» YOUR GOAL
Pull out each line of the records holding the string "face".

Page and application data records
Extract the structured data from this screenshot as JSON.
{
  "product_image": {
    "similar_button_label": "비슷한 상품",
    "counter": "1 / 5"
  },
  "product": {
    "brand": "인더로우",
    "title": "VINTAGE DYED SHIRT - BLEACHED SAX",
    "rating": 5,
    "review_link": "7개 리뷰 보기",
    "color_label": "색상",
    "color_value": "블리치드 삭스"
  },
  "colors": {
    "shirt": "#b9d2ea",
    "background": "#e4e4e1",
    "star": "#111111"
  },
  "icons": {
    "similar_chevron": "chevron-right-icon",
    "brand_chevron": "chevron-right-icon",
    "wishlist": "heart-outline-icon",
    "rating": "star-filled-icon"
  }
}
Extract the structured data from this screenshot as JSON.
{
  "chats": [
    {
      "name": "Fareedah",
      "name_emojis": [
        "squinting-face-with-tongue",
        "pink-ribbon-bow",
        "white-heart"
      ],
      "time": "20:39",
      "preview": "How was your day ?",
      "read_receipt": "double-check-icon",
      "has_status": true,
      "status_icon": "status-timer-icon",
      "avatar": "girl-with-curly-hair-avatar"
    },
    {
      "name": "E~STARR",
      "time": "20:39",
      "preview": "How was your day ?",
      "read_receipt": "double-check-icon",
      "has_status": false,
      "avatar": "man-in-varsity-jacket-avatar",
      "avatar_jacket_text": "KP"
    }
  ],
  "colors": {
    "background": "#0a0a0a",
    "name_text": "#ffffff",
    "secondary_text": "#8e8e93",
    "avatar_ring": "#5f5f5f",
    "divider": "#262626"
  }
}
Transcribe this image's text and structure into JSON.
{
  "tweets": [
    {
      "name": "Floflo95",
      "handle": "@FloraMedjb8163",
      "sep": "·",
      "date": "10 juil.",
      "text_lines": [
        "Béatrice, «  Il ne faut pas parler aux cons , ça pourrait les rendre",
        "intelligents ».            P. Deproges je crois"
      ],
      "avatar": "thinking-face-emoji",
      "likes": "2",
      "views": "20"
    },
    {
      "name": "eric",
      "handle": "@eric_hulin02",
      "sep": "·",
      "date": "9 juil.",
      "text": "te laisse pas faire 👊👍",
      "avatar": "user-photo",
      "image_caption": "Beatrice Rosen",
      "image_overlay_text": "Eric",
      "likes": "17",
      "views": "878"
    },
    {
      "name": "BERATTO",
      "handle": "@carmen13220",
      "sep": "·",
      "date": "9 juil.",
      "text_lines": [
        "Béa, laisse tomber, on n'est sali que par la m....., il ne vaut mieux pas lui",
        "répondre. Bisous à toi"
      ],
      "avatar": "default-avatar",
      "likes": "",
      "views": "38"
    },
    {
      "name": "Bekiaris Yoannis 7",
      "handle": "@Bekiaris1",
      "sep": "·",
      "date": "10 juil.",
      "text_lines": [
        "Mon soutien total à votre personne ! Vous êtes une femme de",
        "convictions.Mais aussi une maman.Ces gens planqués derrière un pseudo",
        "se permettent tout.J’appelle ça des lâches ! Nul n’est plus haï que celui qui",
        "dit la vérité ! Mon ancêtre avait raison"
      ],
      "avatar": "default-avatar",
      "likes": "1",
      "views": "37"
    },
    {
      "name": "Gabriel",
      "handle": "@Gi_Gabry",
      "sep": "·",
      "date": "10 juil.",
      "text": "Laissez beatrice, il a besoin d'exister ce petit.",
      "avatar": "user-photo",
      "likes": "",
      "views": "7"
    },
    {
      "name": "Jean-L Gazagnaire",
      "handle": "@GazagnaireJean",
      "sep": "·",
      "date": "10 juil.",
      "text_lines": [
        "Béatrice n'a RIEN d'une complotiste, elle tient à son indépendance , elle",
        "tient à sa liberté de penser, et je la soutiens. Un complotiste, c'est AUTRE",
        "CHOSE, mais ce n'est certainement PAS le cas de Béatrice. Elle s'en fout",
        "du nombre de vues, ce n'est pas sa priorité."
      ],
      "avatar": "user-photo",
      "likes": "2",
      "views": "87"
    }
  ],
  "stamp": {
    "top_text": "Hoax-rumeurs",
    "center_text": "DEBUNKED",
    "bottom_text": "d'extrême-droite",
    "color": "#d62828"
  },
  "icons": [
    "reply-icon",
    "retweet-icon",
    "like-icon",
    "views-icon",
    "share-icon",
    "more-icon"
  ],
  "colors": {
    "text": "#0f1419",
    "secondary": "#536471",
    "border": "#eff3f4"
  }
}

» EXPECTED ANSWER
        "squinting-face-with-tongue",
      "avatar": "thinking-face-emoji",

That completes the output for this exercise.